Springburn Academy has 3% more of its pupils smoking than any other school in the city, according to a survey by NHS Greater Glasgow & Clyde.
Now a group of fourth year pupils has started a campaign to create a no smoking policy in and around the school.
The teenagers are also hoping to set up a stop smoking service for pupils to help them stop the habit.
Demi Malloy, 15, said: "We want to help young people stop smoking.
"It is important to get the message across about smoking so that people who move up school do not smoke at a young age. It is so people live longer and healthier.
"We also want to show we are not setting a bad example."
In 2010, the city's health board carried out a Glasgow Schools Health and Wellbeing Survey, which asked first to fourth year pupils across all mainstream schools about their health and lifestyle.
A report was issued for each school and Springburn Academy had 3% more pupils smoking and 3% more pupils being exposed to tobacco than any other city school.
The report also highlighted the majority of smokers do so with their friends, with many lighting up on school grounds and buying cigarettes from local shops.
Last year, a group of nine S4 pupils became involved in a Health Summit Project, allowing them to choose an issue affecting young people in their area, to look at new ways to share information and improve services within their school setting.
The group decided to choose Smoking Cessation as its topic and has worked with teachers, the NHS North East Health Improvement Team, young person's group Urban Fox, the council's Technician Support Service and Glasgow Life to get the message across.
Since undertaking this, the pupils have decided to launch a Zero Tolerance campaign, which has led them to draft a school policy they will present to the Academy's senior management.
It includes a no smoking policy for 200 metres around the school grounds for staff and pupils.
Group member Connor Lush, 15, said: "It is not just pupils who smoke on school grounds and are a bad influence."
He said his mother, who was a smoker, had also stopped since his involvement with the group.
The teenager added: "We can't just say to pupils to stop smoking, we also need to say it to the staff and adults."
The youngsters have made and starred in an anti-smoking DVD for the school website. It shows the dangers of smoking and also covers issues such as peer pressure, financial constraints and appearance.
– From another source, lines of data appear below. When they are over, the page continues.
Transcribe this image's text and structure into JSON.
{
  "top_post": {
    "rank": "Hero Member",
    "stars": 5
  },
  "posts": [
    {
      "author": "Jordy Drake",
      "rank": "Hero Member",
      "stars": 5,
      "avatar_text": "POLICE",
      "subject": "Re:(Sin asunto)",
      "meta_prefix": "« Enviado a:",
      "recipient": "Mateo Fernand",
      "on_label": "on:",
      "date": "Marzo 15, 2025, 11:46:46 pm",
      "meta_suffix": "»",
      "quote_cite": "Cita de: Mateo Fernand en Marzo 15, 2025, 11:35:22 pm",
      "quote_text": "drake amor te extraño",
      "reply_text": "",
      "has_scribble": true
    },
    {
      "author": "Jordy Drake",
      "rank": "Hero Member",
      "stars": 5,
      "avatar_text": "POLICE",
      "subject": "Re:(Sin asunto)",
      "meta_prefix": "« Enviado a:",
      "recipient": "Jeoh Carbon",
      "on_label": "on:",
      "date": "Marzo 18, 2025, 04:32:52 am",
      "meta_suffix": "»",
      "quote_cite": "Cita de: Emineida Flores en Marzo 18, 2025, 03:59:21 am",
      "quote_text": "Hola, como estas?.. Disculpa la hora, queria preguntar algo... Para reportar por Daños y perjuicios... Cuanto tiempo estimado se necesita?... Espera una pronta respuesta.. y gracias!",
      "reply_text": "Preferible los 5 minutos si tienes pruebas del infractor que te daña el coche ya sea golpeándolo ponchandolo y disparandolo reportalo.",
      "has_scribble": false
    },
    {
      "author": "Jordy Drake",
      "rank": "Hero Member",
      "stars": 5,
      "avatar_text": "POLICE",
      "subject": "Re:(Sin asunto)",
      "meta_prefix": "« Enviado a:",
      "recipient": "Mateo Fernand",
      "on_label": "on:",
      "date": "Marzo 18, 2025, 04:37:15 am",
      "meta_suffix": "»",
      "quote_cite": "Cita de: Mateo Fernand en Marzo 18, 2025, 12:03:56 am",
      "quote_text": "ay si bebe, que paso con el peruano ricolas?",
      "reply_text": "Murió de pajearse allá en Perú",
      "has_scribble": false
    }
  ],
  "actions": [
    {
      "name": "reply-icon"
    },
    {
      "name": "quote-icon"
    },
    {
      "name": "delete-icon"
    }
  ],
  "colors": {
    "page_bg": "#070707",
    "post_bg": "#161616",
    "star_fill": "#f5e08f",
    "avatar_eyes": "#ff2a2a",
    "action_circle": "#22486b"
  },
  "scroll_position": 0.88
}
They are also working their way through a Silver Youth Achievement Award, which recognises ways pupils develop and contribute to sections of the Curriculum For Excellence.
They are following in the footsteps of the Evening Times and its successful Clear The Air Campaign.
Working in partnership with NHS Greater Glasgow And Clyde, the campaign helped thousands of people access cessation services as they tried to give up smoking.
Karen Gray, a senior member of the NHS Health Improvement Team, has been working with the pupils throughout the project. She said: "It is fantastic. We now have pupils determining or trying to influence their school policy.
"They are putting in place what they think should be the school rules on the subject and the school's senior management team has already supported it, so these pupils are leading and responsible for the no smoking policy for this school.
"They were given the support, information and resources and it was up to them what they have done with that. They have done extremely well."
The group also recently had a development day at leisure hub, Xscape, to discuss the different ways to take proposals forward.
These include extending the DVD to make an educational film for primary pupils to show at Springburn Academy feeder schools.
In the longer term, the group also wants to set up a referral pathway and anti-smoking service for fellow pupils in the school who want to quit.
Maxine O'Neil, 15, said: "We make sure people know our names – a lot people know what we are doing already – so they know who they can go to if they need help, because a lot of people would not go to teachers.
"In our group, we are all close pals and none of us smoke, but there are a lot of people in our year that do. Some of them don't want to listen, but most do and are thinking about stopping."
Alison Kelly, the school's faculty head of health and wellbeing, has been working with pupils on the project.
She said: "Some of the group were appalled at school's smoking figures and the video they have made held a really powerful message about the problems with smoking and lack of exercise their peers were having.
"They have thought about what they wanted to do to make an impact on all those in and around the school."
Some pupils do not want to listen, but most do and are thinking about quitting